Also, if you are a Harry Potter fan, or just a fan of delicious food, I highly recommend having lunch at Turf Tavern. It is one of the oldest pubs (but they all say that) in Oxford and a lot of the actors and crew from Harry Potter would eat there on breaks from shooting! I felt indirectly famous eating there.


3) Brighton

One Saturday we took a bus to Brighton, which was cheaper and could take us closer to the city center than a train. Brighton is such a cool little town! We stayed at the Brighton Surf Hotel, which was fantastic – the owner was so nice and helped us find things to do. We spent a whole weekend here.

The first day we went to Seaford (caught an express bus and just paid for round trip tickets on the bus) and began hiking the Seven Sisters. It was actually a little more difficult than I thought it would be because all the pictures online are of these grassy hills. My experience in the Rocky Mountains had me all cocky when truth is those are some steep grassy hills! Plus, it was incredibly windy, something I was not prepared for. So ladies, bring bobby pins, headbands, ponytail holders, whatever you have to do because my hair whipped my face more than a few times.

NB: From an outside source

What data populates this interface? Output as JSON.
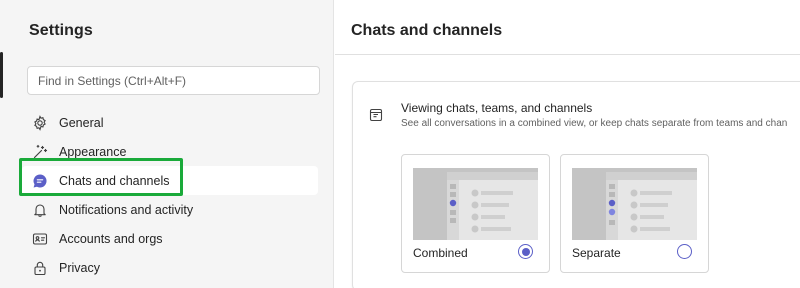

But the sights were incredible!! We hiked from Seaford through to Eastbourne and caught a bus back to Brighton (which our round trip tickets still covered). Our hike was about 14 miles total. There’s a little city we hit between Seaford and Eastbourne called Exceat. We decided not to turn around there and to just keep going. But Exceat has a good lunch place if you wanted to hike there and then back to Seaford. That was our original plan, but I’m glad we kept going because it just kept getting prettier.

The next day we spent in Brighton relaxing. We went to the beach. I use that term lightly because that was not my idea of a beach. It’s a pebble beach, which was awesome because who really loves to deal with sand? But it was freezing cold! I was bundled up all weekend and it was the last weekend of June. And I thought it would just be me, but the majority of people were in pants and long sleeves. It was really the wind that made it so cold.

We spent some time wandering the beach and the little shops. On the coast, they just finished constructing the world’s tallest moving observation tower. When Zach and I went, it was not quite finished so we didn’t get to use it, but it was still worth the short walk to go see!




We also checked out the Royal Pavilion, which looks very out of place architecturally in Brighton. I definitely did a double take when I first saw it, but it is beautiful and was built in the 1700s. Fun fact – Prince George (future King George IV) used it as a pleasure house for visiting his…companions. It was also used for more historical purposes, but that was the most interesting!

Also, the shops and graffiti in town (called The Lanes) were amazing! Zach fell in love with all the graffiti which rivaled Brick Lane’s graffiti in London.


Definitely worth checking out.

  • Geoff

    Did you check out Stonehenge while you were there? It’s a good day trip from London.